EXERCISE.
How many lines of these entries include the string "title"? State the number alone.

STUDY MATERIAL.
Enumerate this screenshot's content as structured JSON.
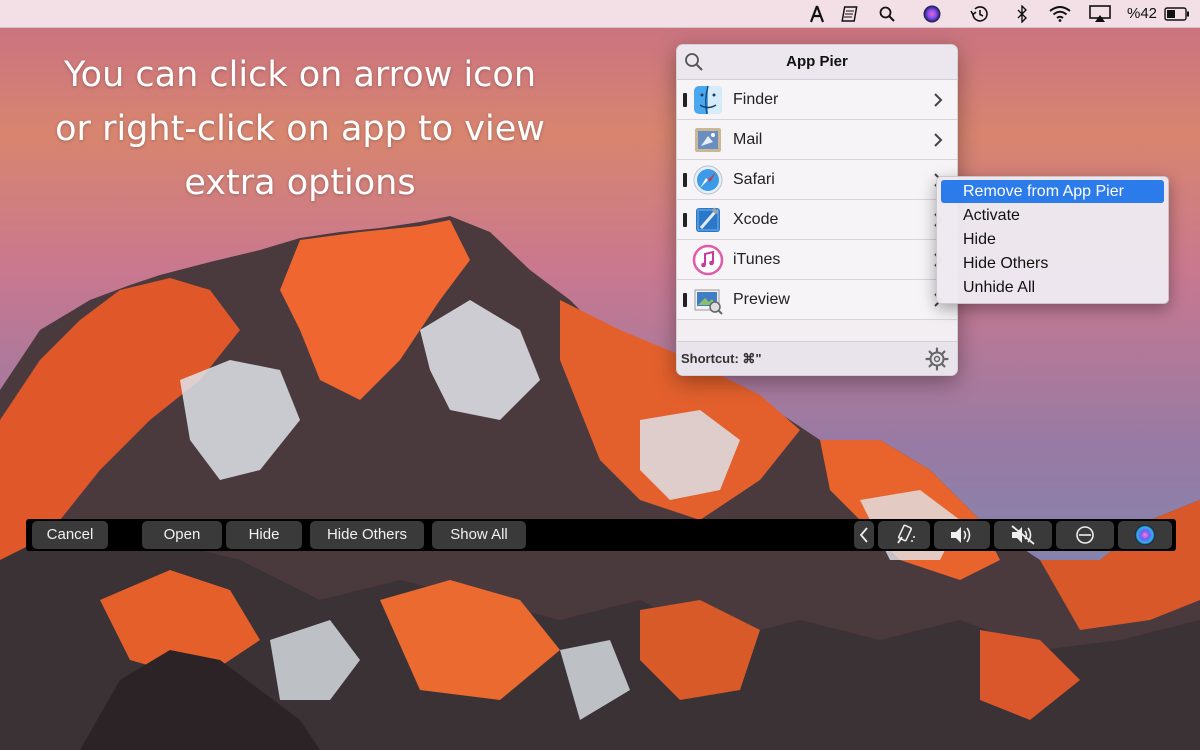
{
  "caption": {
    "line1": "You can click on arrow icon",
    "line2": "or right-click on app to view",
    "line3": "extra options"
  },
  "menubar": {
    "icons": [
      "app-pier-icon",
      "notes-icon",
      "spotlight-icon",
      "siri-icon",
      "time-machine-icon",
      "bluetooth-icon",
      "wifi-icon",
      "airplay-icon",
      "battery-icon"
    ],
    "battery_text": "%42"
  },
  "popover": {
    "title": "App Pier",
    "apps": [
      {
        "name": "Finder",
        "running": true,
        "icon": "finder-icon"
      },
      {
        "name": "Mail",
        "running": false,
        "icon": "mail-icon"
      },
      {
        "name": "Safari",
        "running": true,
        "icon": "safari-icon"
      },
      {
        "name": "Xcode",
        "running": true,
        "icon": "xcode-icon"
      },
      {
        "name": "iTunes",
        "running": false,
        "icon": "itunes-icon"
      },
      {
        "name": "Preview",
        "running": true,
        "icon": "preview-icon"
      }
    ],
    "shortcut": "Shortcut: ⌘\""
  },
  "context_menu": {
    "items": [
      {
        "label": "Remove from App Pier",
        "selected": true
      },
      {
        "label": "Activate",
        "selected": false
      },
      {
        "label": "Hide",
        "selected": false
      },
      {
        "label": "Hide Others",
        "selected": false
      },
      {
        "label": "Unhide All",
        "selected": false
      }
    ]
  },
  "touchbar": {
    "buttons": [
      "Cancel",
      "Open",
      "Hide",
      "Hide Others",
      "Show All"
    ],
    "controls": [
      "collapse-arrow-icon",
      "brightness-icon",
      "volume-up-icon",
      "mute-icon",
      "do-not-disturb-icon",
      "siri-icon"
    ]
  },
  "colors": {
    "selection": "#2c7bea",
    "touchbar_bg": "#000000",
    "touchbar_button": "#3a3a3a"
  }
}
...
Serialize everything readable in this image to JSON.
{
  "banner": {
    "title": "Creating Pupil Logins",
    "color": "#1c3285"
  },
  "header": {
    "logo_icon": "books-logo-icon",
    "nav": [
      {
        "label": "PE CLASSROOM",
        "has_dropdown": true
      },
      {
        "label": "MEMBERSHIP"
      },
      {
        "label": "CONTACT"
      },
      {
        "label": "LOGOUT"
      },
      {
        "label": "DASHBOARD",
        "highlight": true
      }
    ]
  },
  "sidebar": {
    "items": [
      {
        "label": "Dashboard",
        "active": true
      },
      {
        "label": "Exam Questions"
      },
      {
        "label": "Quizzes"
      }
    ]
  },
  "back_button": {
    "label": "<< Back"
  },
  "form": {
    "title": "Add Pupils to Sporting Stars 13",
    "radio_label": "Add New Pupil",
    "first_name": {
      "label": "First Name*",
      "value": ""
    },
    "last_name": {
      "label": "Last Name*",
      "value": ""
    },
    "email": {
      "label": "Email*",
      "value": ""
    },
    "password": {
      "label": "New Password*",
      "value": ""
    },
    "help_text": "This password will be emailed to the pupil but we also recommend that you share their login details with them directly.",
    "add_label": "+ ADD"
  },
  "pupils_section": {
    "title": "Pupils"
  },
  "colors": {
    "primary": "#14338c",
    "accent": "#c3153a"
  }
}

RESULT OF THIS TASK.
4